Should You Store Your Emergency Fund in a CD?

Should You Store Your Emergency Fund in a CD?


A certificate of deposit (CD) is a safe place to store your savings. But with fixed terms that restrict withdrawals, they may not be the perfect option for an emergency fund.

When an emergency can strike at any time, you need to be able to access your emergency savings at any time, too. 

Before making a final decision, learn how the average CD works — from the pros and cons to everything in between, including what to do if your savings ever run short. 

What is a Certificate of Deposit?

A certificate of deposit is a savings product that promises a guaranteed rate of return. You generally agree to keep your funds in a CD for a fixed term. Your savings will grow with interest until its maturity date, at which point you may choose to withdraw or reinvest. 

Your maturity date will depend on the product and your financial institution. Some can be as short as a single month. Others lock your funds away for a decade. 

Generally speaking, the longer you let your CD mature, the more interest you will earn. The shortest CDs may offer roughly 1% APY, while the longest CDs boast a 7% APY.  

The Significance of a Fixed Term

Your emergency fund is supposed to be available quickly as soon as your emergency arrives. Due to the unpredictable nature of emergencies, you can’t expect them to line up perfectly with your term. You might need your savings weeks, months, or even years before your CD matures.

You can withdraw funds early, but you will pay a large fine. How you pay is usually tied to how much interest you would earn over a set period. 

Is Withdrawing Early Worth It?

In an emergency, you have to determine whether paying a fine is worth accessing your money. 

While a fine sounds scary, it might not be as bad as you think. Some people voluntarily break this contract outside of emergencies. They might transfer funds to a new account earning more interest, knowing they’ll come out on top, even accounting for the fine. 

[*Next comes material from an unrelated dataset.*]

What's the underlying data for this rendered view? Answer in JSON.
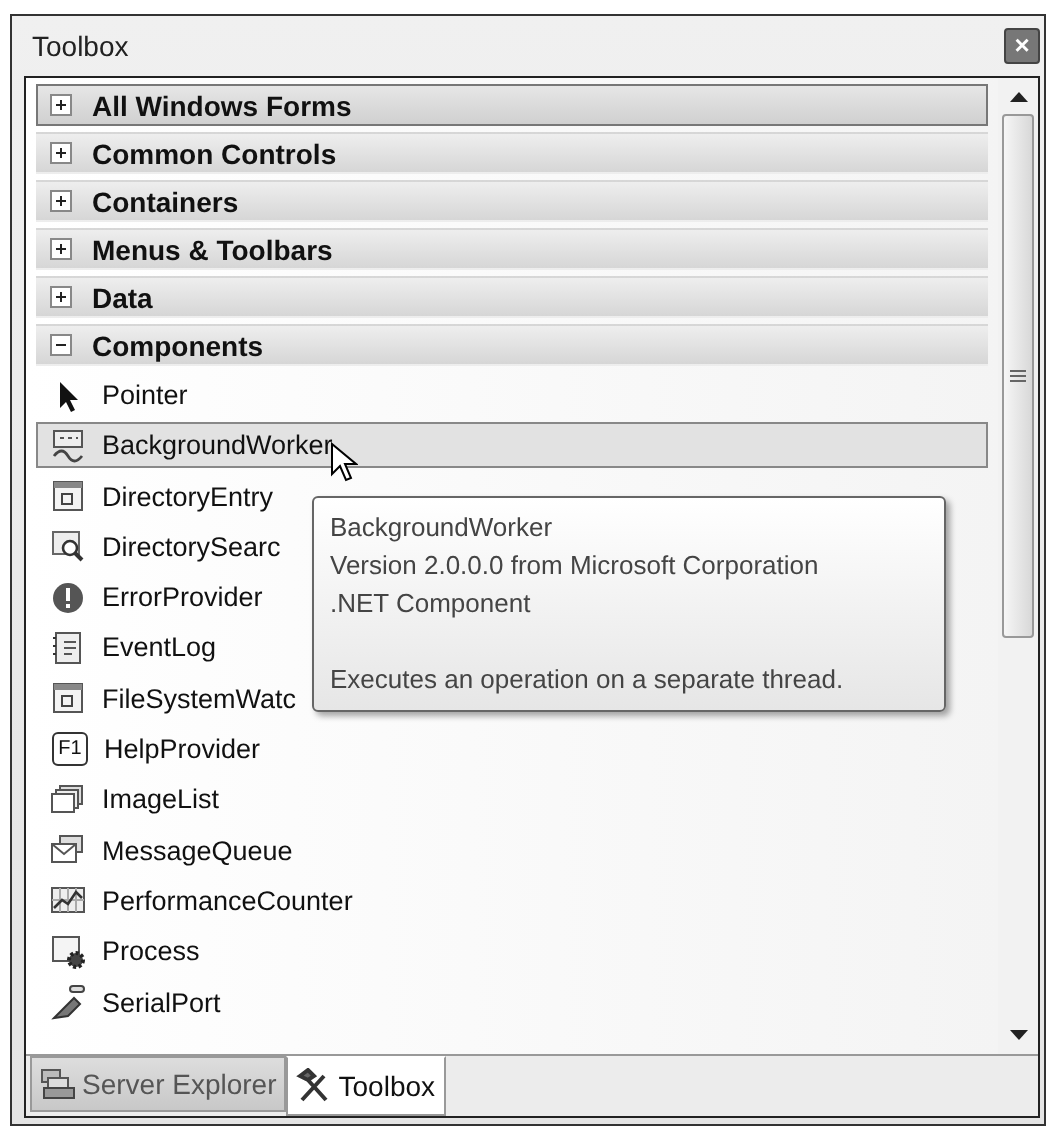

Compare this fine to the interest you would pay on a direct deposit loan. What are online direct deposit loans and their costs? You have to shop around from different online direct lenders to see the rates you qualify for.

Borrowing money online might make sense for your budget if direct deposit loans are cheaper than the fine on an early withdrawal. But if your fine is negligible, it could be worth withdrawing your funds early to handle an emergency out of pocket. 

Let’s Recap:

What are the pros of a CD?

  • Savings are FDIC-insured up to $250,000.

What are the cons of a CD?

  • Most people will not qualify for the highest interest rates. 
  • The average saver will qualify for rates comparable to high-yield savings accounts. 
  • Withdrawing funds before your maturity date will incur fines and other penalties.
  • It may require a $2,500 initial deposit, which may be hard considering how slowly Americans save

Bottom Line

A CD might work for short-term savings you know you won’t touch in two or more years. It’s a great way to ease into investing, even if you still owe debt. 

As for an emergency fund you could need tomorrow, another high-interest account might be better.

Should You Store Your Emergency Fund in a CD?